Susan Hough graduated from the University of California, Berkeley with a degree in geophysics in 1982 and received a PhD in Earth sciences from the University of California, San Diego in 1988. Since 1992 she has worked as a research geophysicist at the US Geological Survey in Pasadena. Her research interests include earthquake ground motions, induced earthquakes, historical earthquakes, and seismic hazard. She led deployments of portable seismometers following a number of damaging earthquakes, including the 1989 Loma Prieta, California, and 2010 Haiti earthquakes. She has co-authored over 120 articles, and was elected Fellow of the American Geophysical Union in 2009. She is now serving as President-Elect of the Seismological Society of America. In addition to technical articles, she has a long-standing interest in science communication, having authored five books on earthquake science for a non-specialist audience as well as numerous popular articles. She has further led USAID-supported capacity development projects in a number of countries including Nepal, Haiti, and Myanmar.

Date Venue
Jan 26 2005, 3:00 PM University of California, Santa Cruz, Santa Cruz, California

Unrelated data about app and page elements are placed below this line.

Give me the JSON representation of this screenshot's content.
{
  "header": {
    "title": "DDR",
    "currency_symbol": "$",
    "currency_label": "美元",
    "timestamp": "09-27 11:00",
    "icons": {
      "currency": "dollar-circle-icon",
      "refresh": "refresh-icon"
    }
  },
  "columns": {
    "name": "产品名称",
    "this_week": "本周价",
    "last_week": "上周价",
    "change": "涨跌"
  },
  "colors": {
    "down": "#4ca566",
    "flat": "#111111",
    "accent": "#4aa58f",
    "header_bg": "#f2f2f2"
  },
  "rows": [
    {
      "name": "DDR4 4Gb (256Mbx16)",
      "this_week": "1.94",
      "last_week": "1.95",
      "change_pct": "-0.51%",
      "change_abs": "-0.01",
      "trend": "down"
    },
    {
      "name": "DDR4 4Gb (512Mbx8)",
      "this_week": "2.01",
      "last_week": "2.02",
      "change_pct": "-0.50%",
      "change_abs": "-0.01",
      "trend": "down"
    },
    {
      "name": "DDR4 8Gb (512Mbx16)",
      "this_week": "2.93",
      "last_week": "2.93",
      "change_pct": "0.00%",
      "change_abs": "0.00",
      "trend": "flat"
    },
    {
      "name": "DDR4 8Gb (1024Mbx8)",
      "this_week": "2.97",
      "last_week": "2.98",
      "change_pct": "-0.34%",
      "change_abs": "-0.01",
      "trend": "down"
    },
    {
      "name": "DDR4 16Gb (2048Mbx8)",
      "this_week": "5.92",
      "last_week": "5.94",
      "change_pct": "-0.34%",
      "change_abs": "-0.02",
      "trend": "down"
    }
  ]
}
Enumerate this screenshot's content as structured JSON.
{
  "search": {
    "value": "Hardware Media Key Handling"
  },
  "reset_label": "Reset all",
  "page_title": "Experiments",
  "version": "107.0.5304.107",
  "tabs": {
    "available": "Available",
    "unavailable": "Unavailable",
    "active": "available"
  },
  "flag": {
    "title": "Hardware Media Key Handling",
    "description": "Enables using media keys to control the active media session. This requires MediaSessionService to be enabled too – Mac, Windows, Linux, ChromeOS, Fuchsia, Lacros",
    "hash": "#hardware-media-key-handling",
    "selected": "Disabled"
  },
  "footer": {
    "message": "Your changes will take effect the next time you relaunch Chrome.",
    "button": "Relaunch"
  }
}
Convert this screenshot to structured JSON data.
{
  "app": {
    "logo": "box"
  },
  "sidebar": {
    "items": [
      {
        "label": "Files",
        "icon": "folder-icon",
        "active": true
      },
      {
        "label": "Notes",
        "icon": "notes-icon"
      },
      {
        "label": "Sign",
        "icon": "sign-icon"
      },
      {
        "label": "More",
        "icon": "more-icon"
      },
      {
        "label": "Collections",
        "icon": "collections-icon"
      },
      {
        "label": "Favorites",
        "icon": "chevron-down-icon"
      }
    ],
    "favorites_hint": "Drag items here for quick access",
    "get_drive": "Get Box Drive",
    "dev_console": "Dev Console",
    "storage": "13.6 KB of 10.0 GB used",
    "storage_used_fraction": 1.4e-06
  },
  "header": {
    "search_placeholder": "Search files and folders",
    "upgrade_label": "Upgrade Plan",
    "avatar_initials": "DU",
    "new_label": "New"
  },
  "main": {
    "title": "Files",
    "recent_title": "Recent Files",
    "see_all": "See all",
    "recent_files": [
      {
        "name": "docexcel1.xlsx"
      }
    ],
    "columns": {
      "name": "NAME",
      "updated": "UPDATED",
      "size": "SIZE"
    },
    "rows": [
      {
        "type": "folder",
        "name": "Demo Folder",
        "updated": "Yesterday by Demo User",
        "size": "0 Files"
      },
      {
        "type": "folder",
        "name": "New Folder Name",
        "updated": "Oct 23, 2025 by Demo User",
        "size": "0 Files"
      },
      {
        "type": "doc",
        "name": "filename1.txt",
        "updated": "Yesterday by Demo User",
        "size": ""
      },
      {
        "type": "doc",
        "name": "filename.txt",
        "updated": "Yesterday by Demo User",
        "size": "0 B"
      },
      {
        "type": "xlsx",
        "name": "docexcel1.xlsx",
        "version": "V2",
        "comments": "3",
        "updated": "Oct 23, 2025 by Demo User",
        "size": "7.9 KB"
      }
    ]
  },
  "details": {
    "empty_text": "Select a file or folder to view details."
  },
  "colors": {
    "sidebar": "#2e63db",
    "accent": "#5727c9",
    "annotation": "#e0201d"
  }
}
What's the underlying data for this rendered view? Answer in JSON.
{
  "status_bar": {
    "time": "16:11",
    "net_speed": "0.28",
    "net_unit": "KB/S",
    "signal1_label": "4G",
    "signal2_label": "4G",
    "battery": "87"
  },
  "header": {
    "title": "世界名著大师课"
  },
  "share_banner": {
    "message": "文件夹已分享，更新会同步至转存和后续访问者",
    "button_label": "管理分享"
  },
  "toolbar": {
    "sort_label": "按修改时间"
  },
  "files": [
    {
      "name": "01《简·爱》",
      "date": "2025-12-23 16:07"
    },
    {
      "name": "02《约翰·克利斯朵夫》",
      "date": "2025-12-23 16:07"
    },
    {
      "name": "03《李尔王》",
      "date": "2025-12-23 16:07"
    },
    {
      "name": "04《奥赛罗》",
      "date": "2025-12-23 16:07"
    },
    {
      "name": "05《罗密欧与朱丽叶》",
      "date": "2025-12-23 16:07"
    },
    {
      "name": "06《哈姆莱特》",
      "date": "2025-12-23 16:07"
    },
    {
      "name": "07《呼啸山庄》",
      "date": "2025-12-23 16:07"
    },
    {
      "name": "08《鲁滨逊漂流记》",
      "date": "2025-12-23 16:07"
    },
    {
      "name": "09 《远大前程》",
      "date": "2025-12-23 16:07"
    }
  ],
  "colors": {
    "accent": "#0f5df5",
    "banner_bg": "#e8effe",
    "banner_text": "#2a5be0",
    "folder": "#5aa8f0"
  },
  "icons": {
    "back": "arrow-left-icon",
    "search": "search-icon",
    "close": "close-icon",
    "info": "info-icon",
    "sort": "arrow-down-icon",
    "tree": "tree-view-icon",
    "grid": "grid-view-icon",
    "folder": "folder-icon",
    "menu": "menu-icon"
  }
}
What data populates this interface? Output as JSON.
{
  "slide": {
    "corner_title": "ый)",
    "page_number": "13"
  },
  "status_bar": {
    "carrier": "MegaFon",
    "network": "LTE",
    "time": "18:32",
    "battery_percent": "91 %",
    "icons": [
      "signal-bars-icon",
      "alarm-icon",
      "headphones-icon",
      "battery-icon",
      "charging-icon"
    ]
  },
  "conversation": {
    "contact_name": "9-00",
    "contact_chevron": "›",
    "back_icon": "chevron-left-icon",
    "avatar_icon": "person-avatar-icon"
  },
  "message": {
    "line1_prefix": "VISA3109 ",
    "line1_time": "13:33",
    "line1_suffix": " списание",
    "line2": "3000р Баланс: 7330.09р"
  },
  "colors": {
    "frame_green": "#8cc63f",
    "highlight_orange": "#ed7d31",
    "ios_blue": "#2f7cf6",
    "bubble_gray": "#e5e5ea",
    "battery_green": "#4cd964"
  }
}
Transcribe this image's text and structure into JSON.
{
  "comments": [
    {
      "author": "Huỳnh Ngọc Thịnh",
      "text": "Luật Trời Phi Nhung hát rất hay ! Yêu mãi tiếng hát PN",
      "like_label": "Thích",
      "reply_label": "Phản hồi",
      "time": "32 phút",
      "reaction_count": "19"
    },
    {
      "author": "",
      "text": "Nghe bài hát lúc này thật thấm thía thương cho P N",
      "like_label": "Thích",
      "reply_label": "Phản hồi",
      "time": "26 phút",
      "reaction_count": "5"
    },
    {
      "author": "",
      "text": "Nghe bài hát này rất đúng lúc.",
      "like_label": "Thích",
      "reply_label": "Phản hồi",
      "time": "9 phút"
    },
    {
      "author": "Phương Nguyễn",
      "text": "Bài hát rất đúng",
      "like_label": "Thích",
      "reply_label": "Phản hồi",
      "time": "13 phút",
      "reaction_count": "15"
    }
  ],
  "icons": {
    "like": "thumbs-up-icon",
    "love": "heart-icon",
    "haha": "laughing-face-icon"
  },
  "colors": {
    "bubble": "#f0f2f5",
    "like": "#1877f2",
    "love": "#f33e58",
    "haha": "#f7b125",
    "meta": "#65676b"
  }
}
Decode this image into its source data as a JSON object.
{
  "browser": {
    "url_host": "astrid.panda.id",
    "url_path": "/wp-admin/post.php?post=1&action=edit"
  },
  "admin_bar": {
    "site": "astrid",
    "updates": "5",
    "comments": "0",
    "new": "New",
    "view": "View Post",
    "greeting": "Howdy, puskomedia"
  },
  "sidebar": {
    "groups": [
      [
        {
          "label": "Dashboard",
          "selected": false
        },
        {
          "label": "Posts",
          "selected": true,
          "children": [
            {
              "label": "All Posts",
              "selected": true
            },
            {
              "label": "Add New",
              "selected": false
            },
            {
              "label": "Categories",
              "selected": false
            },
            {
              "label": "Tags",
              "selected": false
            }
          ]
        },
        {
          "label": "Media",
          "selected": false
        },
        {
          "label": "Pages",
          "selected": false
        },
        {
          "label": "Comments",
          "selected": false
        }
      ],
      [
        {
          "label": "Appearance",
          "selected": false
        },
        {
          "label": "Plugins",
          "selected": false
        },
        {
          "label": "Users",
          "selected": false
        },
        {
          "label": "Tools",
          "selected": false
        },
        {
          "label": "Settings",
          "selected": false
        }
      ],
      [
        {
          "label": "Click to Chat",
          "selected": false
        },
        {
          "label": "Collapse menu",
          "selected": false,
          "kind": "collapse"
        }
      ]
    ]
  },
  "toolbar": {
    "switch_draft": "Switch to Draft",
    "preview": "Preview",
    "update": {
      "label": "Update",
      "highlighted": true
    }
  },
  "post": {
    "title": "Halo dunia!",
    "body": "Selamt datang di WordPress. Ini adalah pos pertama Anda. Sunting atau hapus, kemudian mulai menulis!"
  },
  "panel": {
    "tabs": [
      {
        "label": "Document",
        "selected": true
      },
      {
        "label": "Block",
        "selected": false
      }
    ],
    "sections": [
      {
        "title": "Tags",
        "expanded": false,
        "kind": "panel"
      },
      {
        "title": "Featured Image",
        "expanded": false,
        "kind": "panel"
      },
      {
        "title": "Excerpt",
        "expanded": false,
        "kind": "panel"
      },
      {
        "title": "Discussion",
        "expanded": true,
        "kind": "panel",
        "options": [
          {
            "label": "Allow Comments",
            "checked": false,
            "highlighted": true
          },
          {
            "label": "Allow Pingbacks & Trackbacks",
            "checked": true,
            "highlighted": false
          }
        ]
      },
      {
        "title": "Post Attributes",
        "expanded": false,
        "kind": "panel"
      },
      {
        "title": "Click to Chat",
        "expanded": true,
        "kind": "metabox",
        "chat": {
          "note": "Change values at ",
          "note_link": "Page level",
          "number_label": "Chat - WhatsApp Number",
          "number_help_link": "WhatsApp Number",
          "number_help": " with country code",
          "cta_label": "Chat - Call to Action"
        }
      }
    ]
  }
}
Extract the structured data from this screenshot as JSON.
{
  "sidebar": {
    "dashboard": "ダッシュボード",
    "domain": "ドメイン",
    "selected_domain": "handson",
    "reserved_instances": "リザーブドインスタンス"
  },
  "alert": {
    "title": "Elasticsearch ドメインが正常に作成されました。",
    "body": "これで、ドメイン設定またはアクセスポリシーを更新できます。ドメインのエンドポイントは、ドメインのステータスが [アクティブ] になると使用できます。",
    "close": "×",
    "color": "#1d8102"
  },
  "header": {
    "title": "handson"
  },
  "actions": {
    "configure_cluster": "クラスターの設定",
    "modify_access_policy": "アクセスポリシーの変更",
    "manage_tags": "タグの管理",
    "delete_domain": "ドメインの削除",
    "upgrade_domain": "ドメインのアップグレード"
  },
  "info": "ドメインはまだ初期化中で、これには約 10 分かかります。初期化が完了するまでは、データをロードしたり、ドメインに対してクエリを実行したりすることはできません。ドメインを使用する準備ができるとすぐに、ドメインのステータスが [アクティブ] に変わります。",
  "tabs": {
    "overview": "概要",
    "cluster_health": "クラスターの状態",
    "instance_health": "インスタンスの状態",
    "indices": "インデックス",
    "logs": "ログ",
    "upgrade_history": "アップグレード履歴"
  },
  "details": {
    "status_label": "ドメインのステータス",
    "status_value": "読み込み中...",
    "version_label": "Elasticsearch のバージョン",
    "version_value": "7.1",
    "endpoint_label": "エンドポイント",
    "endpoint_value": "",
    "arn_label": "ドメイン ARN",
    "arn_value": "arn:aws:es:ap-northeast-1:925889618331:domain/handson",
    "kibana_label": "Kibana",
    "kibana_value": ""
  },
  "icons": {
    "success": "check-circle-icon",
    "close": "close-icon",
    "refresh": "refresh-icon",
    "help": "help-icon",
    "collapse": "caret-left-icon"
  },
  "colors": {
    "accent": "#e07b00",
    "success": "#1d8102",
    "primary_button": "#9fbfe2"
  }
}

Feb 04 2005, 3:00 PM Museum of Science, Boston, Massachusetts
Apr 28 2005, 4:00 PM SSA Annual Meeting, Memphis, Tennessee
May 17 2005, 4:00 PM Houston Museum of Natural Science, Houston, Texas
Nov 05 2005, 3:00 PM Cleveland Museum of Natural History, Cleveland, Ohio
Nov 18 2005, 3:00 PM Smithsonian National Museum of Natural History, Washington, District of Columbia